### What is needed
Nothing in the records should change; write them all out exactly.

*** Given entries Section Begins ***

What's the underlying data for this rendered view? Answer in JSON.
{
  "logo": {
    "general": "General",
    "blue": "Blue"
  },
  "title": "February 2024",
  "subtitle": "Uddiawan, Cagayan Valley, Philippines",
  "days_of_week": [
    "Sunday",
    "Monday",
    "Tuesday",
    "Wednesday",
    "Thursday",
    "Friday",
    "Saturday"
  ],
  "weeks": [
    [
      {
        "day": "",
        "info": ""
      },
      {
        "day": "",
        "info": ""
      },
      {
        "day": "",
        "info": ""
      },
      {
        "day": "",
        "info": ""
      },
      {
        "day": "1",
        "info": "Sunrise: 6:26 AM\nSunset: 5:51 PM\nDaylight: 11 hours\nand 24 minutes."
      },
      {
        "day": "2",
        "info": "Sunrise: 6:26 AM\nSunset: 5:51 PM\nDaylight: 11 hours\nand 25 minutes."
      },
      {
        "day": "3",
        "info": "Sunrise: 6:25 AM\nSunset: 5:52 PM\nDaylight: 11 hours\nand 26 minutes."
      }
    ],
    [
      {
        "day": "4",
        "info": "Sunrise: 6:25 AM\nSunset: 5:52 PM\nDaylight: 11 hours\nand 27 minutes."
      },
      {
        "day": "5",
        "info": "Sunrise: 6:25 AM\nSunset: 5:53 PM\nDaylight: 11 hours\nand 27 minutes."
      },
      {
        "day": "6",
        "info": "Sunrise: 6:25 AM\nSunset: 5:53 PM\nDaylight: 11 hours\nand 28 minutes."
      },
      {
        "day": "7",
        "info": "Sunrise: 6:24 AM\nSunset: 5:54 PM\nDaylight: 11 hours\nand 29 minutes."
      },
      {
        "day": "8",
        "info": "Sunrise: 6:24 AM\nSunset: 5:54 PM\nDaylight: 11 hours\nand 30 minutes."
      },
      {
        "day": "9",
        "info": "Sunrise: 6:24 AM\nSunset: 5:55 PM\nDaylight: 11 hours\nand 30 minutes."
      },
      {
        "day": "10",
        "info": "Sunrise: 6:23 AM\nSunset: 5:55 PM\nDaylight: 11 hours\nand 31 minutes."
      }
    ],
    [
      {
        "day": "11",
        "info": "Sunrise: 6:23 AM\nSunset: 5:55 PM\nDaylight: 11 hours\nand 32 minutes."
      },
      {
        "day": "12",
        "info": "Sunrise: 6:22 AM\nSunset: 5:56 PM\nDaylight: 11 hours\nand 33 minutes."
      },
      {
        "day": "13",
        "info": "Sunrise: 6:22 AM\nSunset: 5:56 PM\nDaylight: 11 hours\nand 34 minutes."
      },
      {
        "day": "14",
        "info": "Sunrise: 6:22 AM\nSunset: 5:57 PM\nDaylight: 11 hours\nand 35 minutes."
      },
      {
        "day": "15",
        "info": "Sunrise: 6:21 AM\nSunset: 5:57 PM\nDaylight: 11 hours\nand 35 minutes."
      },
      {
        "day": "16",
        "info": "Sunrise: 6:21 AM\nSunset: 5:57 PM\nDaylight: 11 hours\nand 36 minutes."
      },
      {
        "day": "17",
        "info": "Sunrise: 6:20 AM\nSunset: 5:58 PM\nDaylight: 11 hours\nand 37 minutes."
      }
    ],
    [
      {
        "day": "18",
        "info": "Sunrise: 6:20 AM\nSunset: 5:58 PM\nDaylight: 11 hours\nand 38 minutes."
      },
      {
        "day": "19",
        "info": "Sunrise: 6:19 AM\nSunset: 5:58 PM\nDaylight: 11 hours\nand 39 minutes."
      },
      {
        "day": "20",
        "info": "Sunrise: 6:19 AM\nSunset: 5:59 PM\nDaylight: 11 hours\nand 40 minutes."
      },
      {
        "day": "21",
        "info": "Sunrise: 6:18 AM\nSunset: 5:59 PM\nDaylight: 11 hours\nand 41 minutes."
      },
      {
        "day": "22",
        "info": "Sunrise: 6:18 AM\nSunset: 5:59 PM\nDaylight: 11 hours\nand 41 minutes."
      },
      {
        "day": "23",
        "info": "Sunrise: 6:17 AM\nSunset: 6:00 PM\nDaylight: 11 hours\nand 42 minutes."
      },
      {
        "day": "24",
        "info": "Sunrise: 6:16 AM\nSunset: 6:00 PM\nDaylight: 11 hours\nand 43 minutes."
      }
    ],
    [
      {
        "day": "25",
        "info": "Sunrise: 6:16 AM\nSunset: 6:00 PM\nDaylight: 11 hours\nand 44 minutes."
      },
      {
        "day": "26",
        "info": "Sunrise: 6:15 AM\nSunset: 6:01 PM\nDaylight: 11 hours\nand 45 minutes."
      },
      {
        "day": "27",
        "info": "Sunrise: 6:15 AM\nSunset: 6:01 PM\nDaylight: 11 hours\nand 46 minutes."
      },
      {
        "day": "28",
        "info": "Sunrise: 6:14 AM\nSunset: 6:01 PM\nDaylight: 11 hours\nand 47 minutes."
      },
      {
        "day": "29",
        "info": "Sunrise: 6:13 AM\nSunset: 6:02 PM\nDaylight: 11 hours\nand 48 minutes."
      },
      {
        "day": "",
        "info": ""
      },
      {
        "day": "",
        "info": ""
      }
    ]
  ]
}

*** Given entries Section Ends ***

### Task solution
What's the underlying data for this rendered view? Answer in JSON.
{
  "logo": {
    "general": "General",
    "blue": "Blue"
  },
  "title": "February 2024",
  "subtitle": "Uddiawan, Cagayan Valley, Philippines",
  "days_of_week": [
    "Sunday",
    "Monday",
    "Tuesday",
    "Wednesday",
    "Thursday",
    "Friday",
    "Saturday"
  ],
  "weeks": [
    [
      {
        "day": "",
        "info": ""
      },
      {
        "day": "",
        "info": ""
      },
      {
        "day": "",
        "info": ""
      },
      {
        "day": "",
        "info": ""
      },
      {
        "day": "1",
        "info": "Sunrise: 6:26 AM\nSunset: 5:51 PM\nDaylight: 11 hours\nand 24 minutes."
      },
      {
        "day": "2",
        "info": "Sunrise: 6:26 AM\nSunset: 5:51 PM\nDaylight: 11 hours\nand 25 minutes."
      },
      {
        "day": "3",
        "info": "Sunrise: 6:25 AM\nSunset: 5:52 PM\nDaylight: 11 hours\nand 26 minutes."
      }
    ],
    [
      {
        "day": "4",
        "info": "Sunrise: 6:25 AM\nSunset: 5:52 PM\nDaylight: 11 hours\nand 27 minutes."
      },
      {
        "day": "5",
        "info": "Sunrise: 6:25 AM\nSunset: 5:53 PM\nDaylight: 11 hours\nand 27 minutes."
      },
      {
        "day": "6",
        "info": "Sunrise: 6:25 AM\nSunset: 5:53 PM\nDaylight: 11 hours\nand 28 minutes."
      },
      {
        "day": "7",
        "info": "Sunrise: 6:24 AM\nSunset: 5:54 PM\nDaylight: 11 hours\nand 29 minutes."
      },
      {
        "day": "8",
        "info": "Sunrise: 6:24 AM\nSunset: 5:54 PM\nDaylight: 11 hours\nand 30 minutes."
      },
      {
        "day": "9",
        "info": "Sunrise: 6:24 AM\nSunset: 5:55 PM\nDaylight: 11 hours\nand 30 minutes."
      },
      {
        "day": "10",
        "info": "Sunrise: 6:23 AM\nSunset: 5:55 PM\nDaylight: 11 hours\nand 31 minutes."
      }
    ],
    [
      {
        "day": "11",
        "info": "Sunrise: 6:23 AM\nSunset: 5:55 PM\nDaylight: 11 hours\nand 32 minutes."
      },
      {
        "day": "12",
        "info": "Sunrise: 6:22 AM\nSunset: 5:56 PM\nDaylight: 11 hours\nand 33 minutes."
      },
      {
        "day": "13",
        "info": "Sunrise: 6:22 AM\nSunset: 5:56 PM\nDaylight: 11 hours\nand 34 minutes."
      },
      {
        "day": "14",
        "info": "Sunrise: 6:22 AM\nSunset: 5:57 PM\nDaylight: 11 hours\nand 35 minutes."
      },
      {
        "day": "15",
        "info": "Sunrise: 6:21 AM\nSunset: 5:57 PM\nDaylight: 11 hours\nand 35 minutes."
      },
      {
        "day": "16",
        "info": "Sunrise: 6:21 AM\nSunset: 5:57 PM\nDaylight: 11 hours\nand 36 minutes."
      },
      {
        "day": "17",
        "info": "Sunrise: 6:20 AM\nSunset: 5:58 PM\nDaylight: 11 hours\nand 37 minutes."
      }
    ],
    [
      {
        "day": "18",
        "info": "Sunrise: 6:20 AM\nSunset: 5:58 PM\nDaylight: 11 hours\nand 38 minutes."
      },
      {
        "day": "19",
        "info": "Sunrise: 6:19 AM\nSunset: 5:58 PM\nDaylight: 11 hours\nand 39 minutes."
      },
      {
        "day": "20",
        "info": "Sunrise: 6:19 AM\nSunset: 5:59 PM\nDaylight: 11 hours\nand 40 minutes."
      },
      {
        "day": "21",
        "info": "Sunrise: 6:18 AM\nSunset: 5:59 PM\nDaylight: 11 hours\nand 41 minutes."
      },
      {
        "day": "22",
        "info": "Sunrise: 6:18 AM\nSunset: 5:59 PM\nDaylight: 11 hours\nand 41 minutes."
      },
      {
        "day": "23",
        "info": "Sunrise: 6:17 AM\nSunset: 6:00 PM\nDaylight: 11 hours\nand 42 minutes."
      },
      {
        "day": "24",
        "info": "Sunrise: 6:16 AM\nSunset: 6:00 PM\nDaylight: 11 hours\nand 43 minutes."
      }
    ],
    [
      {
        "day": "25",
        "info": "Sunrise: 6:16 AM\nSunset: 6:00 PM\nDaylight: 11 hours\nand 44 minutes."
      },
      {
        "day": "26",
        "info": "Sunrise: 6:15 AM\nSunset: 6:01 PM\nDaylight: 11 hours\nand 45 minutes."
      },
      {
        "day": "27",
        "info": "Sunrise: 6:15 AM\nSunset: 6:01 PM\nDaylight: 11 hours\nand 46 minutes."
      },
      {
        "day": "28",
        "info": "Sunrise: 6:14 AM\nSunset: 6:01 PM\nDaylight: 11 hours\nand 47 minutes."
      },
      {
        "day": "29",
        "info": "Sunrise: 6:13 AM\nSunset: 6:02 PM\nDaylight: 11 hours\nand 48 minutes."
      },
      {
        "day": "",
        "info": ""
      },
      {
        "day": "",
        "info": ""
      }
    ]
  ]
}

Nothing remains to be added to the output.